Asian stock markets are off to a bad start this week, with most major indexes plunging anywhere from 1-2 per cent. And the reasons aren't new: concerns over growth and escalating frictions between two of the world's superpowers.
The sell-off in global equities deepened in Asia hours after Chinese economic data released over the weekend signalled a further weakening of both domestic and international demand in November. Adding insult to injury, tensions have ratcheted up after the arrest of Huawei Technologies chief financial officer, with China's Vice Foreign Minister having summoned the US Ambassador to China in a protest over her capture on Saturday.
To Nader Naeimi, a Sydney-based fund manager at AMP Capital Investors, the recent market weakness has been "narrative-based" as opposed to "fundamentally based," and investors are in a "get-me-out-of-here mood."
With every single market in the red, Asia's benchmark MSCI Asia Pacific Index has erased November's 2.7 per cent climb and is heading to its lowest level since end-October. Australia was the worst performer in the region with Japan's, whose economy shrank more than forecast, while China's stocks dropped with the offshore yuan weakening for a fourth day. Futures on the S&P 500 Index tumbled as much as 1 per cent in the morning.
There's a host of negative factors:

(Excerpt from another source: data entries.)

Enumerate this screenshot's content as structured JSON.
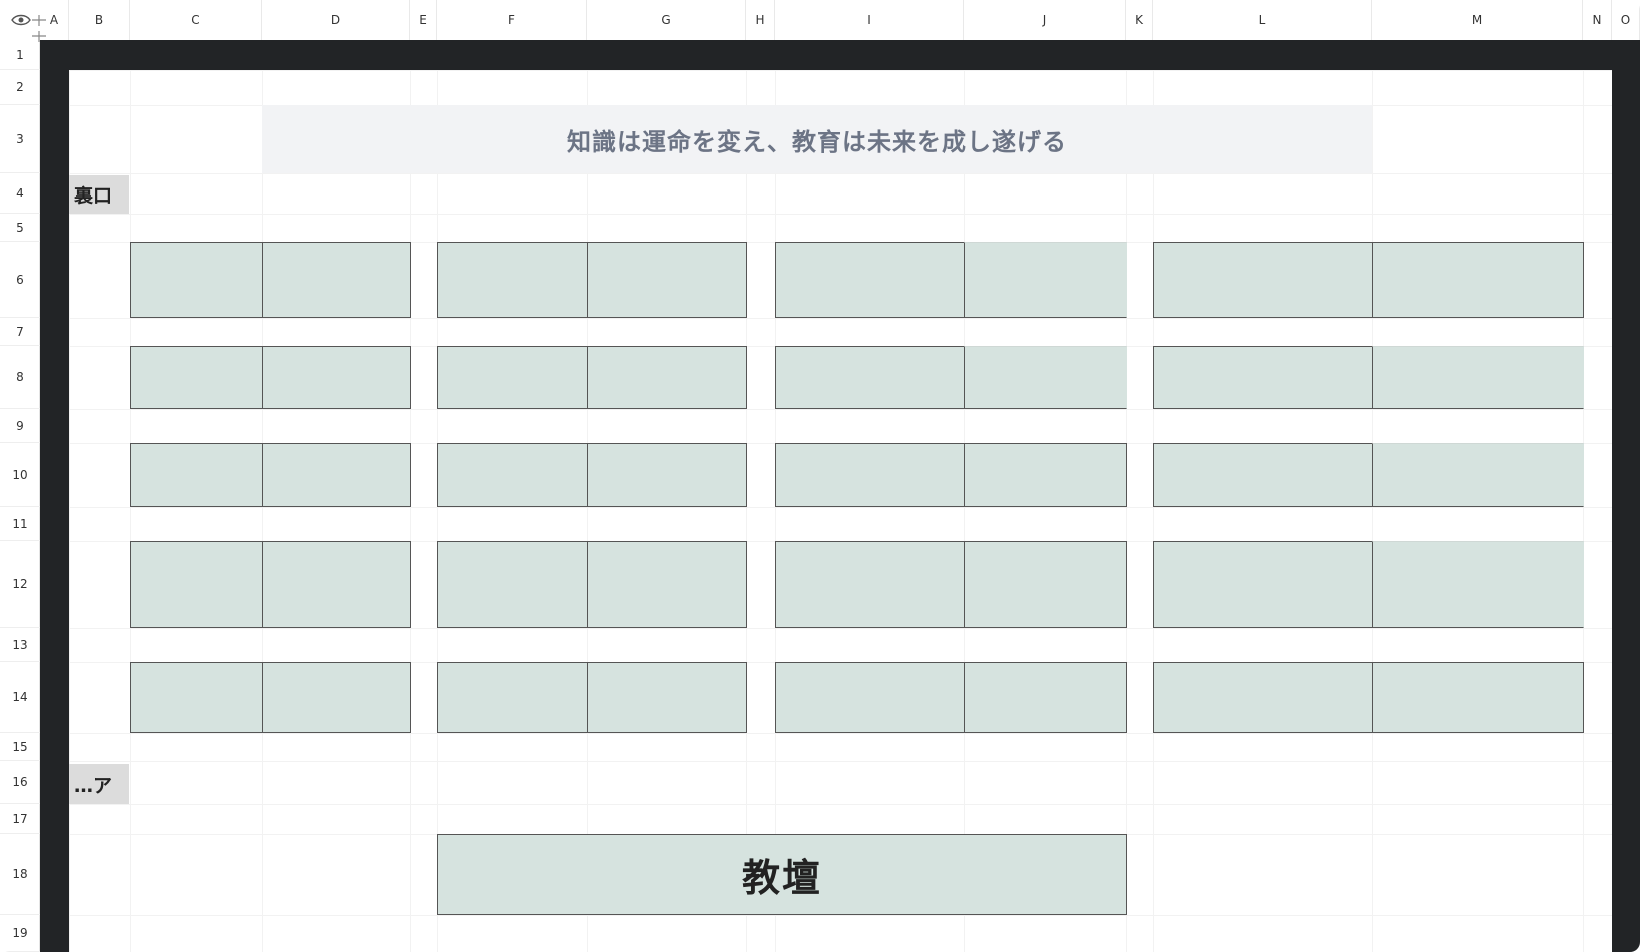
{
  "column_headers": [
    "A",
    "B",
    "C",
    "D",
    "E",
    "F",
    "G",
    "H",
    "I",
    "J",
    "K",
    "L",
    "M",
    "N",
    "O"
  ],
  "row_headers": [
    "1",
    "2",
    "3",
    "4",
    "5",
    "6",
    "7",
    "8",
    "9",
    "10",
    "11",
    "12",
    "13",
    "14",
    "15",
    "16",
    "17",
    "18",
    "19"
  ],
  "banner_text": "知識は運命を変え、教育は未来を成し遂げる",
  "back_door_label": "裏口",
  "front_door_label": "…ア",
  "podium_label": "教壇",
  "colors": {
    "desk_fill": "#d6e3df",
    "frame_dark": "#222426",
    "banner_fill": "#f2f3f5",
    "banner_text": "#6c7485",
    "door_label_fill": "#dcdcdc"
  },
  "corner_icon": "eye-icon"
}
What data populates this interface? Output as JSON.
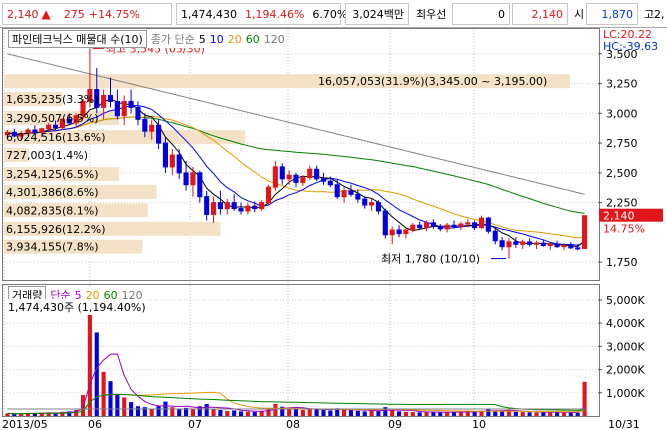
{
  "quote": {
    "price": "2,140",
    "change": "275",
    "change_pct": "+14.75%",
    "volume": "1,474,430",
    "volume_pct": "1,194.46%",
    "turnover_pct": "6.70%",
    "amount": "3,024백만",
    "pref_label": "최우선",
    "pref_value": "0",
    "last": "2,140",
    "low_label": "시",
    "open": "1,870",
    "high_label": "고",
    "high_value": "2,"
  },
  "legend_price": {
    "name": "파인테크닉스 매물대 수(10)",
    "ma_label": "종가 단순",
    "ma": [
      "5",
      "10",
      "20",
      "60",
      "120"
    ]
  },
  "legend_vol": {
    "name": "거래량",
    "ma_label": "단순",
    "ma": [
      "5",
      "20",
      "60",
      "120"
    ],
    "value_text": "1,474,430주 (1,194.40%)"
  },
  "lc_hc": {
    "lc": "LC:20.22",
    "hc": "HC:-39.63"
  },
  "colors": {
    "up": "#e0161a",
    "down": "#0000e0",
    "ma5": "#000000",
    "ma10": "#0000ff",
    "ma20": "#e39a00",
    "ma60": "#008000",
    "ma120": "#808080",
    "vol_ma5": "#9900cc",
    "vol_ma20": "#e39a00",
    "vol_ma60": "#008000",
    "vol_ma120": "#808080",
    "profile": "#f3e2c7"
  },
  "chart_data": [
    {
      "type": "candlestick",
      "title": "파인테크닉스",
      "x_ticks": [
        "2013/05",
        "06",
        "07",
        "08",
        "09",
        "10",
        "10/31"
      ],
      "y_ticks": [
        "3,500",
        "3,250",
        "3,000",
        "2,750",
        "2,500",
        "2,250",
        "1,750"
      ],
      "ylim": [
        1600,
        3700
      ],
      "current_price_label": "2,140",
      "current_pct_label": "14.75%",
      "annotations": {
        "high": "최고 3,545 (05/30)",
        "low": "최저 1,780 (10/10)",
        "band": "16,057,053(31.9%)(3,345.00 ~ 3,195.00)"
      },
      "volume_profile": [
        {
          "label": "16,057,053(31.9%)(3,345.00 ~ 3,195.00)",
          "price": 3270,
          "pct": 31.9
        },
        {
          "label": "1,635,235(3.3%)",
          "price": 3120,
          "pct": 3.3
        },
        {
          "label": "3,290,507(6.5%)",
          "price": 2960,
          "pct": 6.5
        },
        {
          "label": "6,024,516(13.6%)",
          "price": 2800,
          "pct": 13.6
        },
        {
          "label": "727,003(1.4%)",
          "price": 2650,
          "pct": 1.4
        },
        {
          "label": "3,254,125(6.5%)",
          "price": 2490,
          "pct": 6.5
        },
        {
          "label": "4,301,386(8.6%)",
          "price": 2340,
          "pct": 8.6
        },
        {
          "label": "4,082,835(8.1%)",
          "price": 2185,
          "pct": 8.1
        },
        {
          "label": "6,155,926(12.2%)",
          "price": 2030,
          "pct": 12.2
        },
        {
          "label": "3,934,155(7.8%)",
          "price": 1880,
          "pct": 7.8
        }
      ],
      "ohlc": [
        [
          2820,
          2860,
          2790,
          2840
        ],
        [
          2840,
          2870,
          2800,
          2810
        ],
        [
          2810,
          2850,
          2780,
          2830
        ],
        [
          2830,
          2880,
          2810,
          2860
        ],
        [
          2860,
          2900,
          2820,
          2840
        ],
        [
          2840,
          2880,
          2800,
          2870
        ],
        [
          2870,
          2920,
          2840,
          2900
        ],
        [
          2900,
          2940,
          2860,
          2880
        ],
        [
          2880,
          2960,
          2860,
          2950
        ],
        [
          2950,
          3000,
          2900,
          2920
        ],
        [
          2920,
          3000,
          2880,
          2980
        ],
        [
          2980,
          3120,
          2950,
          3100
        ],
        [
          3100,
          3545,
          3050,
          3200
        ],
        [
          3200,
          3380,
          3000,
          3050
        ],
        [
          3050,
          3200,
          2950,
          3150
        ],
        [
          3150,
          3300,
          3050,
          3100
        ],
        [
          3100,
          3200,
          2950,
          2980
        ],
        [
          2980,
          3150,
          2900,
          3100
        ],
        [
          3100,
          3200,
          3000,
          3050
        ],
        [
          3050,
          3100,
          2900,
          2950
        ],
        [
          2950,
          3000,
          2800,
          2850
        ],
        [
          2850,
          2950,
          2780,
          2900
        ],
        [
          2900,
          2950,
          2700,
          2750
        ],
        [
          2750,
          2800,
          2500,
          2550
        ],
        [
          2550,
          2700,
          2480,
          2650
        ],
        [
          2650,
          2700,
          2450,
          2500
        ],
        [
          2500,
          2600,
          2350,
          2400
        ],
        [
          2400,
          2550,
          2300,
          2500
        ],
        [
          2500,
          2520,
          2250,
          2300
        ],
        [
          2300,
          2350,
          2100,
          2150
        ],
        [
          2150,
          2300,
          2080,
          2250
        ],
        [
          2250,
          2350,
          2150,
          2200
        ],
        [
          2200,
          2280,
          2150,
          2250
        ],
        [
          2250,
          2320,
          2180,
          2200
        ],
        [
          2200,
          2250,
          2150,
          2180
        ],
        [
          2180,
          2250,
          2150,
          2220
        ],
        [
          2220,
          2260,
          2170,
          2200
        ],
        [
          2200,
          2270,
          2180,
          2250
        ],
        [
          2250,
          2400,
          2230,
          2380
        ],
        [
          2380,
          2600,
          2350,
          2550
        ],
        [
          2550,
          2580,
          2400,
          2450
        ],
        [
          2450,
          2520,
          2400,
          2480
        ],
        [
          2480,
          2500,
          2380,
          2420
        ],
        [
          2420,
          2480,
          2390,
          2460
        ],
        [
          2460,
          2560,
          2440,
          2530
        ],
        [
          2530,
          2560,
          2430,
          2450
        ],
        [
          2450,
          2500,
          2400,
          2430
        ],
        [
          2430,
          2470,
          2380,
          2400
        ],
        [
          2400,
          2450,
          2280,
          2300
        ],
        [
          2300,
          2380,
          2250,
          2350
        ],
        [
          2350,
          2400,
          2300,
          2320
        ],
        [
          2320,
          2360,
          2250,
          2280
        ],
        [
          2280,
          2300,
          2200,
          2230
        ],
        [
          2230,
          2280,
          2180,
          2250
        ],
        [
          2250,
          2270,
          2150,
          2180
        ],
        [
          2180,
          2200,
          1950,
          1980
        ],
        [
          1980,
          2050,
          1900,
          2020
        ],
        [
          2020,
          2060,
          1960,
          1990
        ],
        [
          1990,
          2040,
          1950,
          2020
        ],
        [
          2020,
          2080,
          2000,
          2060
        ],
        [
          2060,
          2090,
          2020,
          2040
        ],
        [
          2040,
          2100,
          2010,
          2080
        ],
        [
          2080,
          2110,
          2030,
          2050
        ],
        [
          2050,
          2070,
          2010,
          2030
        ],
        [
          2030,
          2080,
          2000,
          2060
        ],
        [
          2060,
          2100,
          2030,
          2050
        ],
        [
          2050,
          2090,
          2020,
          2070
        ],
        [
          2070,
          2110,
          2040,
          2080
        ],
        [
          2080,
          2100,
          2020,
          2040
        ],
        [
          2040,
          2140,
          2030,
          2120
        ],
        [
          2120,
          2130,
          1990,
          2010
        ],
        [
          2010,
          2040,
          1900,
          1930
        ],
        [
          1930,
          1960,
          1850,
          1880
        ],
        [
          1880,
          1950,
          1780,
          1920
        ],
        [
          1920,
          1960,
          1870,
          1900
        ],
        [
          1900,
          1940,
          1860,
          1920
        ],
        [
          1920,
          1950,
          1880,
          1900
        ],
        [
          1900,
          1930,
          1860,
          1910
        ],
        [
          1910,
          1940,
          1880,
          1890
        ],
        [
          1890,
          1920,
          1850,
          1900
        ],
        [
          1900,
          1930,
          1870,
          1880
        ],
        [
          1880,
          1910,
          1850,
          1890
        ],
        [
          1890,
          1920,
          1860,
          1870
        ],
        [
          1870,
          1900,
          1850,
          1865
        ],
        [
          1865,
          2140,
          1860,
          2140
        ]
      ]
    },
    {
      "type": "bar",
      "title": "거래량",
      "y_ticks": [
        "5,000K",
        "4,000K",
        "3,000K",
        "2,000K",
        "1,000K"
      ],
      "ylim": [
        0,
        5600
      ],
      "unit": "K",
      "values_k": [
        110,
        90,
        100,
        130,
        120,
        140,
        160,
        110,
        180,
        200,
        260,
        900,
        5400,
        3600,
        1900,
        1500,
        950,
        800,
        600,
        420,
        380,
        300,
        450,
        620,
        380,
        300,
        350,
        280,
        420,
        520,
        300,
        260,
        220,
        240,
        200,
        190,
        180,
        210,
        350,
        520,
        400,
        300,
        280,
        260,
        330,
        300,
        260,
        240,
        330,
        280,
        250,
        220,
        200,
        230,
        210,
        380,
        260,
        200,
        180,
        170,
        160,
        180,
        170,
        150,
        160,
        170,
        180,
        200,
        190,
        230,
        280,
        240,
        210,
        260,
        180,
        170,
        160,
        150,
        170,
        160,
        150,
        140,
        150,
        140,
        1474
      ]
    }
  ]
}
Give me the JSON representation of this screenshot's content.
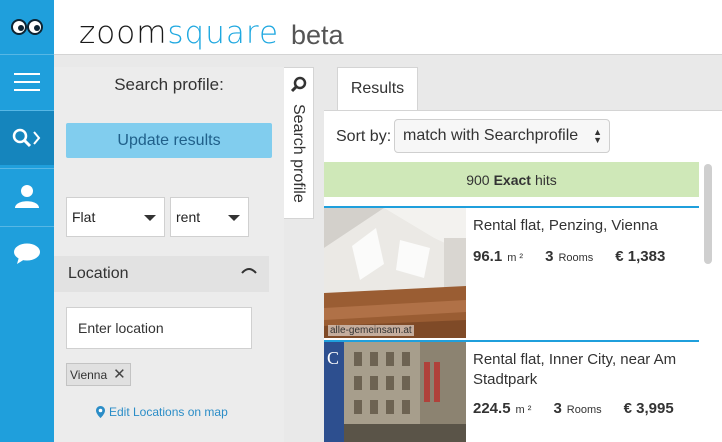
{
  "brand": {
    "zoom": "zoom",
    "square": "square",
    "beta": "beta"
  },
  "colors": {
    "brand_blue": "#1f9fdc",
    "accent_light_blue": "#81cdee",
    "hits_green": "#cfe8b8"
  },
  "rail": {
    "items": [
      {
        "icon": "eyes-logo-icon"
      },
      {
        "icon": "menu-icon"
      },
      {
        "icon": "search-icon",
        "active": true
      },
      {
        "icon": "user-icon"
      },
      {
        "icon": "chat-icon"
      }
    ]
  },
  "search_profile": {
    "title": "Search profile:",
    "update_button": "Update results",
    "property_type": "Flat",
    "transaction_type": "rent",
    "location_label": "Location",
    "location_placeholder": "Enter location",
    "location_chip": "Vienna",
    "edit_map_link": "Edit Locations on map",
    "side_tab_label": "Search profile"
  },
  "results": {
    "tab_label": "Results",
    "sort_label": "Sort by:",
    "sort_value": "match with Searchprofile",
    "hits_count": "900",
    "hits_bold": "Exact",
    "hits_suffix": "hits",
    "listings": [
      {
        "title": "Rental flat, Penzing, Vienna",
        "area": "96.1",
        "area_unit": "m ²",
        "rooms": "3",
        "rooms_unit": "Rooms",
        "price": "€ 1,383",
        "watermark": "alle-gemeinsam.at"
      },
      {
        "title": "Rental flat, Inner City, near Am Stadtpark",
        "area": "224.5",
        "area_unit": "m ²",
        "rooms": "3",
        "rooms_unit": "Rooms",
        "price": "€ 3,995"
      }
    ]
  }
}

1. Global investors may be more risk-averse as UK Prime Minister Theresa May must decide on Monday whether to put her Brexit deal to a vote in Parliament this week and risk a humiliating defeat that could plunge the nation into unprecedented political chaos. A top EU court said they UK can unilaterally reverse the Brexit process.
2. There's probably room for more capitulation when it comes to US stocks - hedge funds that had stocked up on American equities are still sitting on substantial inventory, and long-short funds' exposure to the S&P 500 is still well above levels that marked market lows over the past decade, according to Sundial Capital Research.
3. Recent worries over a US bond yield-curve inversion and outlook for oil prices haven't subsided.
AMP's Naeimi said his firm is trying to manage against the possible scenario of "things getting worse before getting better" and has been looking to add "risk-managed short tech positions" while maintaining a core exposure in beaten-up markets such as emerging assets, global energy and financials worldwide, he said.
So what's next? With global growth data mixed and the US-China 90-day trade-war truce, one market watcher doesn't see the situation significantly improving. "The realisation that this state of uncertainty is expected to prolong for much longer is unsettling markets and this all is not likely to go away any time soon," said Jingyi Pan, a market strategist at IG Asia. "Investors should evidently brace for more volatility to come and hedge the downsides."
Some strategists have started to call an end to trading in 2018 with equity volume expected to shrink as the year comes to an end. "For this week, trading will be biased downward," said Rachelle Cruz, an analyst at AP Securities Inc. "There is no catalyst to dissuade investors from taking in these risks, so any run-up will probably be short-lived and succumb to profit taking."
The China-US tension will weigh on the region while the U.S. extends its correction, Cruz said, adding it's no surprise if traders take out money from equities to invest in fixed assets with better yields.
What should investors do? Taking a break is a suggestion from Beyond Asset Management Company president Michael On.
"The China-US tension is worse than expected," On said. "Investors should be cautious, and are advised to lower their stock holdings to less than 50 per cent of assets, with the global GDP bottoming only in 2Q next year and China and the U.S. having a 90-day negotiation period."
"They should take a break and come back after the Chinese New Year holiday," he said.
To Castor Pang, head of research at Core Pacific-Yamaichi International Hong Kong, liquidity is another factor to watch around the holiday season, especially in Hong Kong where Chinese investors have a big exposure.
"Traditionally, Chinese funds tend to withdraw from overseas and go back to mainland in the year-end, and that will further weigh on markets," Pang said, adding that he says investors have given up hope for a December rebound.